In Spanish II, students learn all of the tenses of the Spanish language. With the vocabulary from this course, students are able to summarize past life experiences and narrate the future, as well as describe their desires and wishes. To deepen their fluency, students read a novel in Spanish, watch films, and participate in conversation on themes related to these materials.
Spanish III is an intermediate course providing students the tools to refine their speaking, listening, reading, and writing skills. This course begins with a review of the present, progressive, and past tenses. Students also review the subjunctive mood and its uses, as well as the future, conditional, and perfect tenses. They discuss cultural themes, such as personal relationships, immigration, and adaptation to new cultures. Students encounter Spanish and Latin American culture through watching films and reading a novel in Spanish.
Spanish IV is conducted entirely in Spanish and develops on all aspects of grammar and communication. Students gain fluency of speech and a mastery of written Spanish. The course includes classical and modern poetry, novels, stories, and plays from Spain and Latin America. Along with intense review and practice of all aspects of grammar, students further develop their conversational skills through the use of films. In addition, students lead class discussions and activities on a variety of topics ranging from history to popular culture and contemporary issues.
AP Spanish Language and Culture is a college-level course designed for students who have a good understanding of Spanish grammar, as well as proficiency in the skill areas of listening, speaking, reading, and writing. The focus of the course alternates, with one year presenting Spain and the other Latin America. Students gain fluency in communication through class discussions on a range of topics, and discussions with native speakers. Students interact with diverse resources such as films, podcasts and songs along with complete works of Spanish literature to solidify their vocabulary, grammar and linguistic skills. This course prepares students to be successful on the AP Spanish exam in May.

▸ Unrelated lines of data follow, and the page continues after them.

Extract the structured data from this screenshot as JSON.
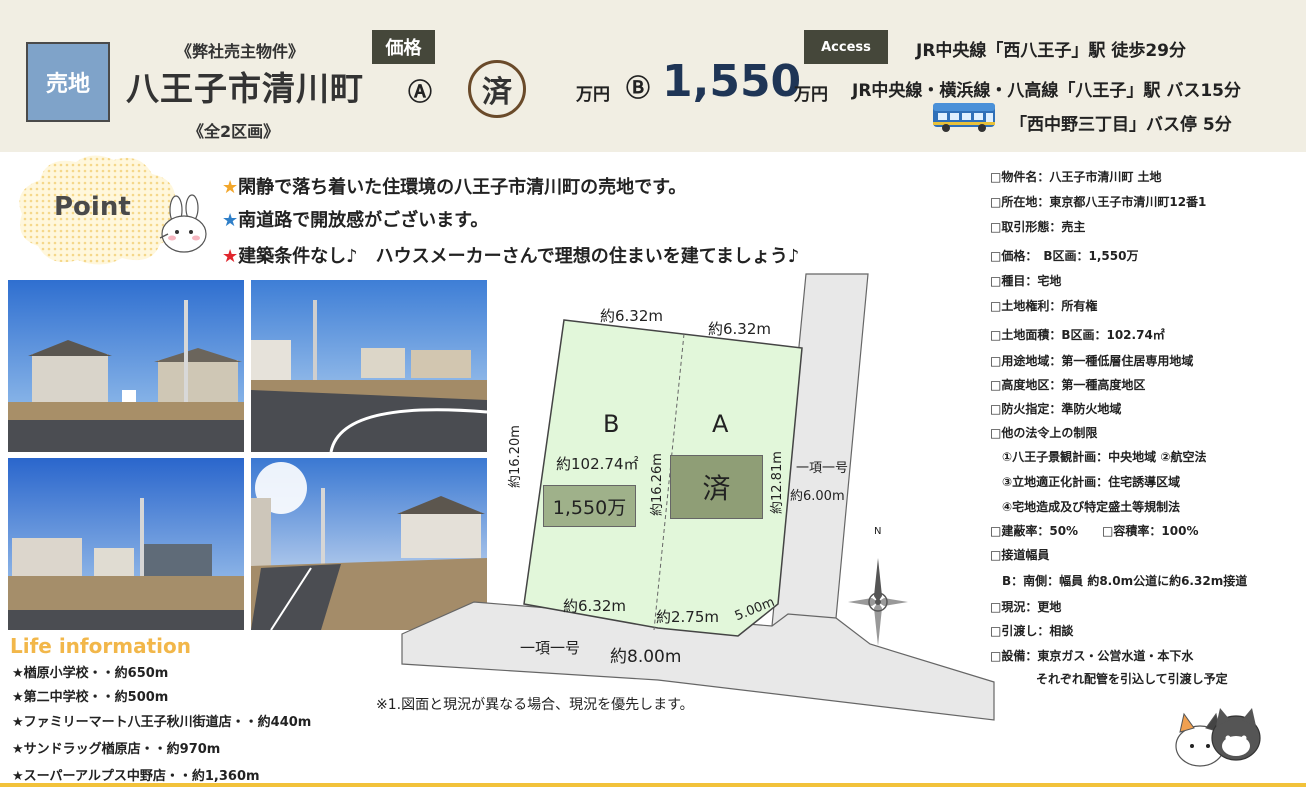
{
  "header": {
    "badge": "売地",
    "subtitle_top": "《弊社売主物件》",
    "title": "八王子市清川町",
    "subtitle_bottom": "《全2区画》",
    "price_tag": "価格",
    "lot_a_mark": "Ⓐ",
    "sold_mark": "済",
    "man_yen_1": "万円",
    "lot_b_mark": "Ⓑ",
    "price_b": "1,550",
    "man_yen_2": "万円",
    "access_tag": "Access",
    "access_lines": [
      "JR中央線「西八王子」駅 徒歩29分",
      "JR中央線・横浜線・八高線「八王子」駅 バス15分",
      "「西中野三丁目」バス停 5分"
    ]
  },
  "point": {
    "label": "Point",
    "lines": [
      {
        "star": "★",
        "text": "閑静で落ち着いた住環境の八王子市清川町の売地です。"
      },
      {
        "star": "★",
        "text": "南道路で開放感がございます。"
      },
      {
        "star": "★",
        "text": "建築条件なし♪　ハウスメーカーさんで理想の住まいを建てましょう♪"
      }
    ]
  },
  "map": {
    "top_left_dim": "約6.32m",
    "top_right_dim": "約6.32m",
    "lot_b_label": "B",
    "lot_a_label": "A",
    "lot_b_area": "約102.74㎡",
    "lot_b_price": "1,550万",
    "lot_a_status": "済",
    "left_depth": "約16.20m",
    "mid_depth": "約16.26m",
    "right_depth": "約12.81m",
    "east_road_name": "一項一号",
    "east_road_width": "約6.00m",
    "bottom_left_dim": "約6.32m",
    "bottom_mid_dim": "約2.75m",
    "corner_dim": "5.00m",
    "south_road_name": "一項一号",
    "south_road_width": "約8.00m",
    "compass_n": "N"
  },
  "note": "※1.図面と現況が異なる場合、現況を優先します。",
  "life": {
    "title": "Life information",
    "items": [
      "★楢原小学校・・約650m",
      "★第二中学校・・約500m",
      "★ファミリーマート八王子秋川街道店・・約440m",
      "★サンドラッグ楢原店・・約970m",
      "★スーパーアルプス中野店・・約1,360m"
    ]
  },
  "info": [
    "□物件名：八王子市清川町 土地",
    "□所在地：東京都八王子市清川町12番1",
    "□取引形態：売主",
    "□価格：　B区画：1,550万",
    "□種目：宅地",
    "□土地権利：所有権",
    "□土地面積：B区画：102.74㎡",
    "□用途地域：第一種低層住居専用地域",
    "□高度地区：第一種高度地区",
    "□防火指定：準防火地域",
    "□他の法令上の制限",
    "①八王子景観計画：中央地域 ②航空法",
    "③立地適正化計画：住宅誘導区域",
    "④宅地造成及び特定盛土等規制法",
    "□建蔽率：50%　　□容積率：100%",
    "□接道幅員",
    "B：南側：幅員 約8.0m公道に約6.32m接道",
    "□現況：更地",
    "□引渡し：相談",
    "□設備：東京ガス・公営水道・本下水",
    "それぞれ配管を引込して引渡し予定"
  ],
  "colors": {
    "header_bg": "#f1eee3",
    "badge_bg": "#7fa3c9",
    "tag_bg": "#45473a",
    "price_color": "#1f3556",
    "lot_fill": "#e2f7da",
    "road_fill": "#e8e8e8",
    "life_title": "#f2b74a",
    "accent_line": "#f2c23a"
  }
}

English as a Second Language II is designed to help intermediate and high intermediate level students achieve advanced-level English proficiency in reading, writing, listening, and speaking. Key features of the course include:
- continued work on building both academic and general vocabulary;

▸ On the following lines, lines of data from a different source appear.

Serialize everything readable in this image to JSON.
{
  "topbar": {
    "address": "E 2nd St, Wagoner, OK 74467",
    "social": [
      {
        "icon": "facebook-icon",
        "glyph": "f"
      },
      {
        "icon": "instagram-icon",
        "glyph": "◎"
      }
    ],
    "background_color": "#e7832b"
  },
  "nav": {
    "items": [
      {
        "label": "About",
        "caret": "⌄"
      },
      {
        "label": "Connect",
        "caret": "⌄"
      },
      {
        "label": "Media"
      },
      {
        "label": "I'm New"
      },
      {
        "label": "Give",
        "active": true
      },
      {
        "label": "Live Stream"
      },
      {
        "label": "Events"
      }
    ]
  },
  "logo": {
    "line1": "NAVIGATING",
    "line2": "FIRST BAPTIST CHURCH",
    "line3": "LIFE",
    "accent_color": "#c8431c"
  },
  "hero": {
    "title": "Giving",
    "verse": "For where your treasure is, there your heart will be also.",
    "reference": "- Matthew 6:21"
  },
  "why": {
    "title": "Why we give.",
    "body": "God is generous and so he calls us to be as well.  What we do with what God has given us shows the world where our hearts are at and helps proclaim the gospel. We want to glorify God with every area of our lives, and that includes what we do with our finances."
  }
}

- intensive reading of and listening to more advanced-level texts and lectures;
- projects, papers, surveys, and discussions on a wide range of topics including sociology, consumer behavior, developmental psychology, anthropology, education, and nutritional science.
Students will also have opportunities to read books at their current level of proficiency and build their cultural literacy through units on American history, proverbs, culture, and the Bible. Gaining fluency as well as grammatical accuracy are both emphasized in the course. Students will gain more precision in English verb tenses and begin to write with more complex grammatical structures.

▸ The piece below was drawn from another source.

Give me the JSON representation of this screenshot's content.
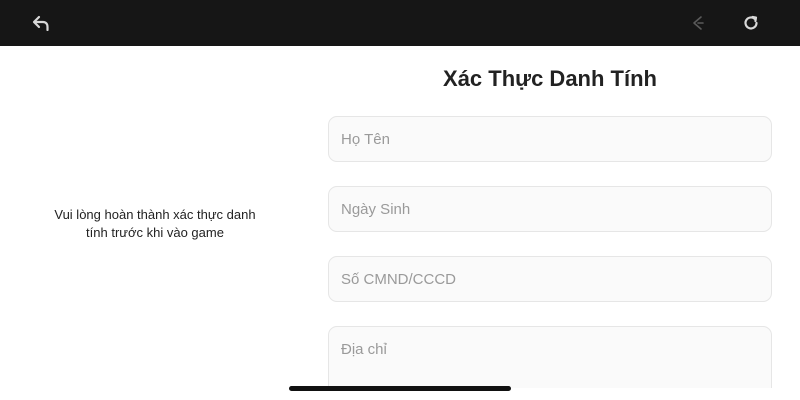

English as a Second Language III helps advanced level students achieve college-level English proficiency in reading, writing, listening, and speaking. At the end of the course, students should be able to achieve a 90 or above on the TOEFL. Key features of the course include:
- intensive work on expanding academic vocabulary;
- extensive reading at current level of proficiency;
- intensive reading of and listening to academic texts and lectures.
Students will give presentations, complete projects, and write papers on academic topics such as linguistics, sociology, media studies, international relations, urban planning, ecology, psychology, and health sciences as well as on the Bible and American history and culture. Grammatical topics are similar to those covered in ESL II; however, the forms covered are more complex and require greater precision.